The SAHD (stay-at-home dad) counterpart - MAWDAHS

RebelDad makes an impassioned argument for elevating the way we describe stay at home dads who look after kids:

So yesterday I was given another reminder that one of these days I should really start a blogroll for MAWDAHs... moms who go to work and are married to stay at home dads. Asha over at ParentHacks.com flagged this post by Mom 101 about her husband. It is a wonderful denunciation of the strange and irritating trend toward referring to male caregivers by female terms ("The Mommy," "Mr. Mom," etc.)

I was asked recently what the problem with Mr. Mom is, and Mom 101 nails a good chunk of it. Here's my take on why it's a problem:

  • It is unfair to women to "mom"ify the job. Calling a guy "Mr. Mom," implies mom ∗should∗ be the one behind the stroller. That ought to be pretty offensive nowadays.
  • It emphasizes the novelty of at-home fatherhood . A dad at the playground shouldn't be treated with any more surprise that a female surgeon in the operating room. Why should "Hey - that kid's caretaker is a ∗man∗!" be any less offensive than "Hey - that doctor/lawyer/exec is a ∗woman∗!"?
  • It glosses over the different skills that mothers and fathers bring to the table.
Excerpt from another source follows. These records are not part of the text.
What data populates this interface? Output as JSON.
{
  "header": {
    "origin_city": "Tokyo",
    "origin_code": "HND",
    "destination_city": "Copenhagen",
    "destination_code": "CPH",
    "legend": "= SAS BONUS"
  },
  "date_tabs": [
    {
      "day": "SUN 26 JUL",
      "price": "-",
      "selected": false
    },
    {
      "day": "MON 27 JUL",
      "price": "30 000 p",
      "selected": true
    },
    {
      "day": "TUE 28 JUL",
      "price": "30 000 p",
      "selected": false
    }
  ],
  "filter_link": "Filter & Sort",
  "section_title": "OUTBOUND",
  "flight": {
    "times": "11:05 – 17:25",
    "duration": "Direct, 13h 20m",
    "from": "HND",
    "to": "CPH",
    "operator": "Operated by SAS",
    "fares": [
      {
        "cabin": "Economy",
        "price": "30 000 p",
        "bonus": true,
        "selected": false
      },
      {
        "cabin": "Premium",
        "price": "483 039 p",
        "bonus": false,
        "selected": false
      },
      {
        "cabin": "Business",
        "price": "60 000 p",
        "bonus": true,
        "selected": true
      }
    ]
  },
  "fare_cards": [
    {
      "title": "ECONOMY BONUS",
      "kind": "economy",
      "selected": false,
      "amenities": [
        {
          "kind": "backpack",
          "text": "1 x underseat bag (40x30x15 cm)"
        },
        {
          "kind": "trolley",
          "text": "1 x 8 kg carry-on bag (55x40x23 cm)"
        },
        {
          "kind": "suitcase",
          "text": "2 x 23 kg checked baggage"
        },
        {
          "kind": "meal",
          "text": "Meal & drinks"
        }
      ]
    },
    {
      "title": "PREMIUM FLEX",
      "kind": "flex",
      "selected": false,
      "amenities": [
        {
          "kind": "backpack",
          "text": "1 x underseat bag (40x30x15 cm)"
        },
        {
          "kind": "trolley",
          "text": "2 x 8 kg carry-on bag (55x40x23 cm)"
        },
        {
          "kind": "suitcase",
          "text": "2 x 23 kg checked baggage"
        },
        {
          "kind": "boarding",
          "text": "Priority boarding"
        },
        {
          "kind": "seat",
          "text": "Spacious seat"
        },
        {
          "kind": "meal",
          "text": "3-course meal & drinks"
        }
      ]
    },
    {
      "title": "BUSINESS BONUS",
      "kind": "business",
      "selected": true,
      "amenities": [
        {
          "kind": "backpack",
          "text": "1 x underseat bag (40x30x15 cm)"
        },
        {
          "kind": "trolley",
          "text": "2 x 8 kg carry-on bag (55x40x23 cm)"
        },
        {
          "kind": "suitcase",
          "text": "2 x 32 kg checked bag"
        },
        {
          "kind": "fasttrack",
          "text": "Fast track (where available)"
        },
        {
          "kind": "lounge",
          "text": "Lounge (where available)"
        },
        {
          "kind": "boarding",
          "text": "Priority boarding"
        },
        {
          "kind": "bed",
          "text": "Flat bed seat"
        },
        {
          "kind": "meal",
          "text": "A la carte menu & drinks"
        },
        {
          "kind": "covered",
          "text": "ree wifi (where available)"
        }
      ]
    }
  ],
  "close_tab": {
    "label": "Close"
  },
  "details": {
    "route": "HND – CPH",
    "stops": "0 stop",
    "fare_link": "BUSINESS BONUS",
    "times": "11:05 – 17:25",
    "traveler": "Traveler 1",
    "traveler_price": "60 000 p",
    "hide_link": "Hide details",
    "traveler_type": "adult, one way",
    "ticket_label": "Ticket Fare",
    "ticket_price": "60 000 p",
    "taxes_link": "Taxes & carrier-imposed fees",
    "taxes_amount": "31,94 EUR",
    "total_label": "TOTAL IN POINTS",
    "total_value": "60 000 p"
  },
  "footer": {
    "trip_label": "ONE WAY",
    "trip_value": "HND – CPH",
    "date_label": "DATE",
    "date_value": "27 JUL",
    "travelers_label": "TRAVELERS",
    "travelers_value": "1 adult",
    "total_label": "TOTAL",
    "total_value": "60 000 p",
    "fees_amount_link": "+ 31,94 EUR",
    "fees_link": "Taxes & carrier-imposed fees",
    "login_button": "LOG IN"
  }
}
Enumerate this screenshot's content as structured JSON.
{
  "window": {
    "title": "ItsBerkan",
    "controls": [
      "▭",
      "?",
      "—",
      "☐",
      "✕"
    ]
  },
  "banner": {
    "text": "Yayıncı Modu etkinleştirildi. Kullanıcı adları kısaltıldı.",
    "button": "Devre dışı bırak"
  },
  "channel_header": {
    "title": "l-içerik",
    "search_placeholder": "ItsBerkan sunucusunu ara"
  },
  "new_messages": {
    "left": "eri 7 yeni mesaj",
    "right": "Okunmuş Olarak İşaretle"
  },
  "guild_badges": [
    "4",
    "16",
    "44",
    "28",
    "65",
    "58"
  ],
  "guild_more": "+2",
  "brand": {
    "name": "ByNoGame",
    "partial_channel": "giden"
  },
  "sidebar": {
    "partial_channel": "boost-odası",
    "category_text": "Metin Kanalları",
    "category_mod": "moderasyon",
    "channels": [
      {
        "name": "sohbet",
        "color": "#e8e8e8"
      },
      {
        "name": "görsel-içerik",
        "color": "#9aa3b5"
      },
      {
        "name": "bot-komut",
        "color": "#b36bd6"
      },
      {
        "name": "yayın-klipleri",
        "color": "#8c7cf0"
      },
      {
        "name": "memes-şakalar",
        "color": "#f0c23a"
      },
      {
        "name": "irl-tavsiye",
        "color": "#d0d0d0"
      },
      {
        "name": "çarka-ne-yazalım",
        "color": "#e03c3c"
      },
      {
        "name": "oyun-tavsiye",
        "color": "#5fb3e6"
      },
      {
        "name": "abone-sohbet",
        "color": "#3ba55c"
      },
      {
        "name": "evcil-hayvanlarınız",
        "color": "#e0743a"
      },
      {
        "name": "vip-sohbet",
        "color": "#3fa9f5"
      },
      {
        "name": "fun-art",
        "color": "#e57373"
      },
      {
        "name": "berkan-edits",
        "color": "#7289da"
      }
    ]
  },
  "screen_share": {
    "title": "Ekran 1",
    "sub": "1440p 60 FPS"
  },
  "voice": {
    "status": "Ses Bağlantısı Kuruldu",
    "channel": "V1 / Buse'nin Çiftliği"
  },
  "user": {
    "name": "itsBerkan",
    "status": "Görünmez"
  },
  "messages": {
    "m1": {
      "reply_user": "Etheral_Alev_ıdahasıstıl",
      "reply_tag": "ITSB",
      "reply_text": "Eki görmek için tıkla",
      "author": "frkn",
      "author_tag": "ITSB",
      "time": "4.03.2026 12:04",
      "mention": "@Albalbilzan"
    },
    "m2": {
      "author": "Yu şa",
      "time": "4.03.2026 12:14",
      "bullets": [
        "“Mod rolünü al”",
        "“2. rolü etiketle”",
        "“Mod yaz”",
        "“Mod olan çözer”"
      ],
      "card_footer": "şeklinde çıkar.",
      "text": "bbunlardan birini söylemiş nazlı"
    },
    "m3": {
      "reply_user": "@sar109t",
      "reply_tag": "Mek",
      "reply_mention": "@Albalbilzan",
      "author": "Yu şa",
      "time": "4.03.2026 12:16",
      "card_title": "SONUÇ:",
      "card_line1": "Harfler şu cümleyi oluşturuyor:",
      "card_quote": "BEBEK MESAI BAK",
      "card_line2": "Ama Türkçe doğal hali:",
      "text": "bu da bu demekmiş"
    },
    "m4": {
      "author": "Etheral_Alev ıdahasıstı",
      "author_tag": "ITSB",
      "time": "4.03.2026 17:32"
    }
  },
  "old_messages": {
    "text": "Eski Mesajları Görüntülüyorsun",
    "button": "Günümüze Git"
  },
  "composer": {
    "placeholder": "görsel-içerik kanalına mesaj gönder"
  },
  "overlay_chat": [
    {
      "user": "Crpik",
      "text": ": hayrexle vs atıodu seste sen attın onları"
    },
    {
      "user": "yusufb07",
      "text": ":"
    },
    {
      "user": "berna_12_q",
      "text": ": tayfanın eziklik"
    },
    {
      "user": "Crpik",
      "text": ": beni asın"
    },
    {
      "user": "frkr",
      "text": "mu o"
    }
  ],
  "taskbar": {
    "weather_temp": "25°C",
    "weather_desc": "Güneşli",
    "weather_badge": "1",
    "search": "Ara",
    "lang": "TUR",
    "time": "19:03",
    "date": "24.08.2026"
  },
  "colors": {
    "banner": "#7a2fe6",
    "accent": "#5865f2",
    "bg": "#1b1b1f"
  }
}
Kyle Pruett at Yale has made a career of noting that men and women generally parent differently, and that kids are best served by both styles of play. Suggesting that a...

Click here to read the rest of this article from GreatDad.com